Hollywood writers reached a tentative labor agreement with major studios on Sunday, the Writers Guild of America said, a deal expected to end one of two strikes that have halted most film and television production and cost the California economy billions.
The three-year contract must be approved by members of the WGA, which represents 11,500 film and television scribes, before it can take effect.
In a brief statement, the WGA said the agreement was "made possible by the enduring solidarity of WGA members and extraordinary support of our union siblings who joined us on the picket lines for over 146 days."
The WGA settlement, while a milestone, will not return Hollywood to work. The SAG-AFTRA actors' union remains on strike.
Writers walked off the job on May 2 after negotiations reached an impasse over compensation, minimum staffing of writers' rooms, the use of artificial intelligence and residuals that reward writers for popular streaming shows, among other issues.
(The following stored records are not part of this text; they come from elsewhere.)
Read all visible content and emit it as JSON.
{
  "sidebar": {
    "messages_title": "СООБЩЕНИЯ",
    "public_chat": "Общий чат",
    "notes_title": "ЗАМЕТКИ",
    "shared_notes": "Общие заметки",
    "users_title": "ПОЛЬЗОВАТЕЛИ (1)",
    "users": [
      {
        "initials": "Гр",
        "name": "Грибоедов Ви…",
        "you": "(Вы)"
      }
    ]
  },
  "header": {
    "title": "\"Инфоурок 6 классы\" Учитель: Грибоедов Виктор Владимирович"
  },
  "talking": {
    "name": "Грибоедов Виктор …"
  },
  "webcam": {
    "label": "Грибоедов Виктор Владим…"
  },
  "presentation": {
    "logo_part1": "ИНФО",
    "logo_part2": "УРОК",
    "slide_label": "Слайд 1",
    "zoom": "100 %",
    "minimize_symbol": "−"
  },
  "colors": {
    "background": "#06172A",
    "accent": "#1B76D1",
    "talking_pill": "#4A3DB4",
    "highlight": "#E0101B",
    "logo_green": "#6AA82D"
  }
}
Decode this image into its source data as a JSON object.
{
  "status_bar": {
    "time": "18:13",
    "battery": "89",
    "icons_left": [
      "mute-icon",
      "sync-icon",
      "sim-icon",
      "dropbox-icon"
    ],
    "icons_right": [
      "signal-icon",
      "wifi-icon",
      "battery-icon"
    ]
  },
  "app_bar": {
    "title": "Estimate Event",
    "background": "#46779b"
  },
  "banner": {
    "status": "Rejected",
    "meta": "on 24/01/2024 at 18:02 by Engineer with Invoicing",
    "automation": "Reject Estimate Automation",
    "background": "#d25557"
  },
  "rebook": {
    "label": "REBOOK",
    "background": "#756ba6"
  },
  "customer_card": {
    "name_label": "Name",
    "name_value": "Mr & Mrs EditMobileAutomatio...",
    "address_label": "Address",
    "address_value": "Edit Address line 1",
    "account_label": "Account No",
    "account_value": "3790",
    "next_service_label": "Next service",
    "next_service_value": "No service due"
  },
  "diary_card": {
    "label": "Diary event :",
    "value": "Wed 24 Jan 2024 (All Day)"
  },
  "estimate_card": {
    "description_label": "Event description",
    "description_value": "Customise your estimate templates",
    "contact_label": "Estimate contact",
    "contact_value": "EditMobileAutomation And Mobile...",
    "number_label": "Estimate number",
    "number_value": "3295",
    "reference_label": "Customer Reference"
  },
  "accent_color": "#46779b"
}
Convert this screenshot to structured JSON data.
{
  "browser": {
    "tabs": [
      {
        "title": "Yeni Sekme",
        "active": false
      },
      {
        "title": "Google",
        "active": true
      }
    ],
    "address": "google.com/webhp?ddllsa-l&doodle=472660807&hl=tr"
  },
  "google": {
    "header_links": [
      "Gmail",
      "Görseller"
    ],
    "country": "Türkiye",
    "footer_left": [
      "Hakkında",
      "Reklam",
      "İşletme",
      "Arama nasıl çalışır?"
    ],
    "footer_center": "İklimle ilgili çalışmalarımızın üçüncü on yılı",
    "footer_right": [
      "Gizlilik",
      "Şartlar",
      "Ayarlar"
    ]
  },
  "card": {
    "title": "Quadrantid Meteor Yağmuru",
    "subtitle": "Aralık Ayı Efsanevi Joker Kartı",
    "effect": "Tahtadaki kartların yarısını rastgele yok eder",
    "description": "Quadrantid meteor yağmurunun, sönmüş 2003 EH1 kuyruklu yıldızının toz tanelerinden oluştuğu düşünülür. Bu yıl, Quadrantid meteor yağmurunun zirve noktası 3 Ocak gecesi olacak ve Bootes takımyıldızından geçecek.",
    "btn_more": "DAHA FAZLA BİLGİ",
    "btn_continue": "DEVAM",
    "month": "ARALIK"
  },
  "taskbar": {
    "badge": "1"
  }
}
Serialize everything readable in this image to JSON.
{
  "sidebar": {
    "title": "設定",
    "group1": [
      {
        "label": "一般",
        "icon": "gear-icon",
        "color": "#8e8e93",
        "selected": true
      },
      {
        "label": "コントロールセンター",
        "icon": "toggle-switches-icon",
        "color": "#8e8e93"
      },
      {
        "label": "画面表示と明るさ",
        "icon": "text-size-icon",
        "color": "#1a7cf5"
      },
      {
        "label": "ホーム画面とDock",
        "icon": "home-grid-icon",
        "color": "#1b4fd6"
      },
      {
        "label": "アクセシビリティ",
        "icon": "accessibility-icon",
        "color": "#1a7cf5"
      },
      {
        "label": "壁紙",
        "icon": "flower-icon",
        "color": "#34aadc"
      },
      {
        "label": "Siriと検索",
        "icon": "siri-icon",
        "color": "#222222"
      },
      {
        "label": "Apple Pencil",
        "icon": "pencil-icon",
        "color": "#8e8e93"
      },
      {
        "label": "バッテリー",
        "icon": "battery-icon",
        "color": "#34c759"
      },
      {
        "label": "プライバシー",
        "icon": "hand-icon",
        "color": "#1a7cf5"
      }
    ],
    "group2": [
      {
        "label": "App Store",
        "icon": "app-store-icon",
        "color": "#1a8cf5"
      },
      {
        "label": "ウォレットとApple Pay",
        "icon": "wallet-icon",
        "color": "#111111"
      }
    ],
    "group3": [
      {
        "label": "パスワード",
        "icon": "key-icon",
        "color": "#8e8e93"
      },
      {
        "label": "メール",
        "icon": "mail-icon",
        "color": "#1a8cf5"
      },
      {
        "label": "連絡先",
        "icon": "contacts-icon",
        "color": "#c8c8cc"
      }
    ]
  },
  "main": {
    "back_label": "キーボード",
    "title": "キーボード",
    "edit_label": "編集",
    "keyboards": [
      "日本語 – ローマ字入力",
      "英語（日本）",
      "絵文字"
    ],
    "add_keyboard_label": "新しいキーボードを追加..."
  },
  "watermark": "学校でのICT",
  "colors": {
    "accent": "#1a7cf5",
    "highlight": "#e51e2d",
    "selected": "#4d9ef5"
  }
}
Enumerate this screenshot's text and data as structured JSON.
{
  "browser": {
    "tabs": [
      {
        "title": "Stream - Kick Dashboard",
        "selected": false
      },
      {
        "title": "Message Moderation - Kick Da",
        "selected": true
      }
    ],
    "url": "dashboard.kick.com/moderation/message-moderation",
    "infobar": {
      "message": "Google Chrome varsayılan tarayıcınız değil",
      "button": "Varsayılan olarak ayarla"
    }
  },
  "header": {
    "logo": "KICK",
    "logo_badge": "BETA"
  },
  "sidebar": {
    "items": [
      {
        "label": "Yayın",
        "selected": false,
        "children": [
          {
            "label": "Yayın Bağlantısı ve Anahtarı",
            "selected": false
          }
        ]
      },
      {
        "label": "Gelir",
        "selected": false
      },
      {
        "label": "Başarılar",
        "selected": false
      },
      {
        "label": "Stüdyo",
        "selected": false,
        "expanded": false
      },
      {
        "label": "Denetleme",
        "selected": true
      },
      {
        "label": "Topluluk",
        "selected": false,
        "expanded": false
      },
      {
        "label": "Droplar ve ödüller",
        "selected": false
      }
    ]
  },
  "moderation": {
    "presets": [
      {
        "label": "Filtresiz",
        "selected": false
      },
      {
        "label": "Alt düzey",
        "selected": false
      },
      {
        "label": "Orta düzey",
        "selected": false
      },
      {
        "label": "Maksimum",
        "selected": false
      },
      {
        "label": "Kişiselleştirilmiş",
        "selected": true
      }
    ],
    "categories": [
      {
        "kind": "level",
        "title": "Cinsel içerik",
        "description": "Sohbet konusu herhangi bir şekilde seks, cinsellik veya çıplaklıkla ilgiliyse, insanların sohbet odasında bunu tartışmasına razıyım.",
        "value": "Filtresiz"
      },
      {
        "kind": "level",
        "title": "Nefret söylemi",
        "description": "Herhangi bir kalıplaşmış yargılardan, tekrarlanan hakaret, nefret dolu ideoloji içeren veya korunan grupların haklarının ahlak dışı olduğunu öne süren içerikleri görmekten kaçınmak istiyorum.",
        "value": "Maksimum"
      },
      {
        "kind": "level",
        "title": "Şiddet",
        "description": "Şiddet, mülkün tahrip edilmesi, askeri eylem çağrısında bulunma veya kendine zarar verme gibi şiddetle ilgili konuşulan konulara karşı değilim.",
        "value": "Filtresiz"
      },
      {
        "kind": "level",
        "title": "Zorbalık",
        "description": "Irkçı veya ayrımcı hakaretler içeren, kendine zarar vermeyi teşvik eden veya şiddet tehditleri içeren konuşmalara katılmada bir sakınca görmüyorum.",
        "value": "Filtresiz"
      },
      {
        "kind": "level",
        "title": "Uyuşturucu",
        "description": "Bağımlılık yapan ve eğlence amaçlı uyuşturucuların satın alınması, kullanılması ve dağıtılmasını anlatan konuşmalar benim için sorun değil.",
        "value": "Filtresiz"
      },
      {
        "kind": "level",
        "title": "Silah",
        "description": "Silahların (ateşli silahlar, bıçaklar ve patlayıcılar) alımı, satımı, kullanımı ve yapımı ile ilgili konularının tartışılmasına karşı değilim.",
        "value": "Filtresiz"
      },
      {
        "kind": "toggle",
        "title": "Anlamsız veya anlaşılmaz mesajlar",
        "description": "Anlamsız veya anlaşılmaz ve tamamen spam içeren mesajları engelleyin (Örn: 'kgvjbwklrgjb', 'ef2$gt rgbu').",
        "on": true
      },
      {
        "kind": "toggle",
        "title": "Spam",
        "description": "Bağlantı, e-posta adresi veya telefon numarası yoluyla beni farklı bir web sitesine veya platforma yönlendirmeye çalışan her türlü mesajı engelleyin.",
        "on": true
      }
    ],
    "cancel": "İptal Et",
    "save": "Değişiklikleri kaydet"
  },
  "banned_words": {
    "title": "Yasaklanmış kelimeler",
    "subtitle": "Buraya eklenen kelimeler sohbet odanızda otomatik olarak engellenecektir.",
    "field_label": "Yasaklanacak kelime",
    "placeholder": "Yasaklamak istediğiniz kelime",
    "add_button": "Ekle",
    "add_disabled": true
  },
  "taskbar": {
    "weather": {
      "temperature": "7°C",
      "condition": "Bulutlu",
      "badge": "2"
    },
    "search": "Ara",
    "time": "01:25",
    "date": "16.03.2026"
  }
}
The Alliance of Motion Picture and Television Producers, the trade group representing Walt Disney, Netflix, Warner Bros Discovery and other major studios, did not immediately respond to a request for comment. (Reporting by Lisa Richwine; Editing by Christopher Cushing)